[DATA FOR THIS EXERCISE]

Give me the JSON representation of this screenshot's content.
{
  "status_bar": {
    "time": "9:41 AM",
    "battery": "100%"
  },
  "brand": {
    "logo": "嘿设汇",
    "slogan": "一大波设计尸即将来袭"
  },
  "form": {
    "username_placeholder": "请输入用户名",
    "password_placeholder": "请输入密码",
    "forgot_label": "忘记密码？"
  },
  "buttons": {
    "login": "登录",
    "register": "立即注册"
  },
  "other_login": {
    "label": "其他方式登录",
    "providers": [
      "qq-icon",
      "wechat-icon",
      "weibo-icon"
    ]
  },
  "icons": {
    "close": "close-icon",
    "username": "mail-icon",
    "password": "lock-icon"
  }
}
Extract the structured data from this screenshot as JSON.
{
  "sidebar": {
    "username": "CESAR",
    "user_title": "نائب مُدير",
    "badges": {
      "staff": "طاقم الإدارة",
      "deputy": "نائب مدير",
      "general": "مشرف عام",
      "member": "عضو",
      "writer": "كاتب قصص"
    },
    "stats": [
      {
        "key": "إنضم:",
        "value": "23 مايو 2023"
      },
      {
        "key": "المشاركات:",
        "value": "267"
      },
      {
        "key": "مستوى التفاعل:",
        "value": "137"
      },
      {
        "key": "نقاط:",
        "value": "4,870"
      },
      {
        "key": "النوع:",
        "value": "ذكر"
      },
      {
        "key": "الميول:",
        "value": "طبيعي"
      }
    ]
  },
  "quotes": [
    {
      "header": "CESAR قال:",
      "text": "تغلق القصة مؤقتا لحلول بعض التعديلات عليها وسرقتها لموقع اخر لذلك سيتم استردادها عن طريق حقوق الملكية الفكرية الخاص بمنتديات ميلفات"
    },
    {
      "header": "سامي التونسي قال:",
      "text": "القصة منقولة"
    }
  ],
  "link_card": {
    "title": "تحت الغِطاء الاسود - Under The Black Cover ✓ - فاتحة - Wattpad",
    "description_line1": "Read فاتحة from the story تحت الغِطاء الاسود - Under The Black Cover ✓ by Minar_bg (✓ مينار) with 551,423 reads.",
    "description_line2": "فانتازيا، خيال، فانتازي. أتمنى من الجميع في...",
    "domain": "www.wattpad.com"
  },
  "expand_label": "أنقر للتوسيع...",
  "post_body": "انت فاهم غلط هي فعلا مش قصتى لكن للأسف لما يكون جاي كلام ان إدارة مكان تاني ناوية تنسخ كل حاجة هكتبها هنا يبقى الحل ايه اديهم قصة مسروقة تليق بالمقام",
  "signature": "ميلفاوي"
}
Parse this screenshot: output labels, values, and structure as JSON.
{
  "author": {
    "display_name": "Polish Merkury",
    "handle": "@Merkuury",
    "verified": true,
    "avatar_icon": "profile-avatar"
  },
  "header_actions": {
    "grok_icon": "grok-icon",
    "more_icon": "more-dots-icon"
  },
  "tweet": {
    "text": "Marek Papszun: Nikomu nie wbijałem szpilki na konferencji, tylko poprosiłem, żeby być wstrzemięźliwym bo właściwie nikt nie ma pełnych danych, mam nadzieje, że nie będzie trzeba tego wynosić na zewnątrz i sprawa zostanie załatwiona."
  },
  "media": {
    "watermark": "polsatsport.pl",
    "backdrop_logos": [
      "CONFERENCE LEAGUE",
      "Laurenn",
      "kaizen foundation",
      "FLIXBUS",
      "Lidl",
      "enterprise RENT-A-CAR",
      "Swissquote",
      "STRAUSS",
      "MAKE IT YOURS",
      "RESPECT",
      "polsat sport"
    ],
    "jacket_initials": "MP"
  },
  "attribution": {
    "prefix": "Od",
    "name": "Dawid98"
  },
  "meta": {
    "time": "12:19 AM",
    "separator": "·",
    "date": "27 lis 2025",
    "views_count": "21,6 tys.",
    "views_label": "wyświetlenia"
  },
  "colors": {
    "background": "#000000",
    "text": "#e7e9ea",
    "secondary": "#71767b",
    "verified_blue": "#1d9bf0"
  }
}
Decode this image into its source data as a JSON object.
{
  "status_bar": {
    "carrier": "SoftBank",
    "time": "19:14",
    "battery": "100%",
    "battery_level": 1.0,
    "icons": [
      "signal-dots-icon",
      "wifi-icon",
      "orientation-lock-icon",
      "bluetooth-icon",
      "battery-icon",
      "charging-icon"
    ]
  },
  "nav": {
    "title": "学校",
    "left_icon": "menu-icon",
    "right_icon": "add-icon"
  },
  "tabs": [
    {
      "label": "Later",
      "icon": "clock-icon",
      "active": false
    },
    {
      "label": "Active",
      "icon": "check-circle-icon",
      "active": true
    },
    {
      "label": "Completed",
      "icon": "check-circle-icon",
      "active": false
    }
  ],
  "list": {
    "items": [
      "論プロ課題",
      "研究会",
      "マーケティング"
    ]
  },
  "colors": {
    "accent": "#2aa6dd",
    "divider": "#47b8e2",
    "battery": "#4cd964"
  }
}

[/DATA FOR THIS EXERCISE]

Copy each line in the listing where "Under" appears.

» **RESULT OF THIS EXERCISE**:
    "title": "تحت الغِطاء الاسود - Under The Black Cover ✓ - فاتحة - Wattpad",
    "description_line1": "Read فاتحة from the story تحت الغِطاء الاسود - Under The Black Cover ✓ by Minar_bg (✓ مينار) with 551,423 reads.",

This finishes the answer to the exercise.